And that’s not even to consider funding such a project. Layne Mosler has recently become a cabbie herself, perhaps to earn spending money for her blog exploits. She has also raised money directly from her readers. They, in effect, are sending her to Berlin. Now she is working on a book based on her considerable experience.
In Joseph O’Neill’s recent novel “Netherland,” a minor character is a New York food writer whose job it is to eat in taxi driver-frequented holes in the wall. He is unimpressed. “‘Cab drivers?’ he said. ‘Have you ever heard one of these guys express an opinion that wasn’t complete bullshit?'”
For my part, I once jested in this column that I could cook as well or better than most of the restaurants I’ve eaten at in Rome. Some accused me of hubris, and I understand why. But of course I don’t normally eat at five-star restaurants. I eat at cheap to mid-priced places that should offer better fare than they often do. That was my gripe, and it still is.
Back to Alex and me and our Korean dinner. There isn’t much on the menu for vegetarians. The waiter appears perplexed when I ask for help. He points me to a bean curd soup, which looks benign enough. I hear my wife’s voice in my head, “Don’t order the anaconda!” We had a bad experience in a Chinese restaurant in Portugal on our honeymoon, and she subsequently struck all Far Eastern cuisine from the shrinking list of non-Italian foods she will consider eating. Bean curd it is.
We pick at the kimchi, the marinated cucumbers and shrimp omelet. Alex scarfs his Korean pizza. I raise up my spoon to find a mysterious clamshell in the midst of the tofu mess. It is still burning hot. We pour more Tsingtao into our glasses and discuss Hitler, blogging and the paranormal. When our meal is over we head for the metro, where the train doors close on us in mid-debate.
The next day I write Alex an email: “Next week I choose. Ever tried Ethiopian?”
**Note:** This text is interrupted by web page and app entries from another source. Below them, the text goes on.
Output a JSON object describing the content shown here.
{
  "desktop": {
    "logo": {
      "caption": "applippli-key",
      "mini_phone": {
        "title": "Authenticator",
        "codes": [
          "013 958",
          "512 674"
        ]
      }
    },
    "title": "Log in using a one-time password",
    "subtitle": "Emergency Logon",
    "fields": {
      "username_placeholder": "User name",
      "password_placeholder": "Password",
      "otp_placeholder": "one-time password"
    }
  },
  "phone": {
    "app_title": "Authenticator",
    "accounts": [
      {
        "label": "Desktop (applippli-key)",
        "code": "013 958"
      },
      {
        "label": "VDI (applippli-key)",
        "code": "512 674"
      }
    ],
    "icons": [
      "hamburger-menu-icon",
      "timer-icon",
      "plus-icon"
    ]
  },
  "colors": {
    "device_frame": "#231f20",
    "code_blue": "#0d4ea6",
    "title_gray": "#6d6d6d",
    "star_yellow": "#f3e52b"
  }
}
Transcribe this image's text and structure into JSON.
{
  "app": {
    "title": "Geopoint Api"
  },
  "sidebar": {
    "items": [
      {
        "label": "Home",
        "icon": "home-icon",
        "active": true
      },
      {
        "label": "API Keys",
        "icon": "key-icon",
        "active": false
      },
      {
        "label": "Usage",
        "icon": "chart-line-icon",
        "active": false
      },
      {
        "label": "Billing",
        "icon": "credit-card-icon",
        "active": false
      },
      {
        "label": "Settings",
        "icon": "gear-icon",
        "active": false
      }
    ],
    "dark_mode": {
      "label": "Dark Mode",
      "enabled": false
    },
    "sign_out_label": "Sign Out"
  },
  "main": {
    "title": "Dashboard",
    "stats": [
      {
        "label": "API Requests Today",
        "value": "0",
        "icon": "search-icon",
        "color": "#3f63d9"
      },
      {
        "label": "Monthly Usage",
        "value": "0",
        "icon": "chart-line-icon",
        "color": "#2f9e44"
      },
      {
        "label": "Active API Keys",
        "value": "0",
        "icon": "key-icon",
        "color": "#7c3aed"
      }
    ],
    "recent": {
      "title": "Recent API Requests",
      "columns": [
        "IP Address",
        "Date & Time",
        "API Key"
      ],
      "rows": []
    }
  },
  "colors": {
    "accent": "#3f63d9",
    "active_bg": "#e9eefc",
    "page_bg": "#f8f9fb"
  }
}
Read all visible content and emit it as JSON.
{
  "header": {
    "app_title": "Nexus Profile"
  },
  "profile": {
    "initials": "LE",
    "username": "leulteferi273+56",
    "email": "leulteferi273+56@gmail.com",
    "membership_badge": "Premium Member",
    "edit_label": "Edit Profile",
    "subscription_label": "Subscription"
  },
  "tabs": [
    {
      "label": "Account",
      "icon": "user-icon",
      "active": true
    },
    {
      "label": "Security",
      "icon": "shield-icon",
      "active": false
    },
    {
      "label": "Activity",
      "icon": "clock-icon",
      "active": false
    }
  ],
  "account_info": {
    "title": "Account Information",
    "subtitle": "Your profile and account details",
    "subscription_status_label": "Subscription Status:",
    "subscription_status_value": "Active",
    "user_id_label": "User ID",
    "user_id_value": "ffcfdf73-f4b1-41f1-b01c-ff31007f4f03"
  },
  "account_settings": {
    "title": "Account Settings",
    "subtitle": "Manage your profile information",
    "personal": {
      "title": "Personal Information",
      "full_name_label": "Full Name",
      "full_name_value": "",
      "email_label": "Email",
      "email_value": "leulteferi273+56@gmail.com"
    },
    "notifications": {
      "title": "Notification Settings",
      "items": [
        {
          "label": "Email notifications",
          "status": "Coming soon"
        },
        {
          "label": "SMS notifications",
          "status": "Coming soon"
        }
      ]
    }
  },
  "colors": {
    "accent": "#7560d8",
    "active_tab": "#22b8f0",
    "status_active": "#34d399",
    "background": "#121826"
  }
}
I was at the park this morning, which is about the best place to be in Rome this time of year. Typically without camera, I saw all sorts of things worth photographing. One was a cricket match, which was kind of exciting because it was some sort of championship (there were trophies on the table and a sound system blasting Europe’s “Final Countdown”), and the other was a turtle sunning itself on a rock which looked suspiciously like a female turtle. My first thought was, “Turtles having sex!” but then I realized I’d been duped by nature. Just a turtle out getting a tan, I guess.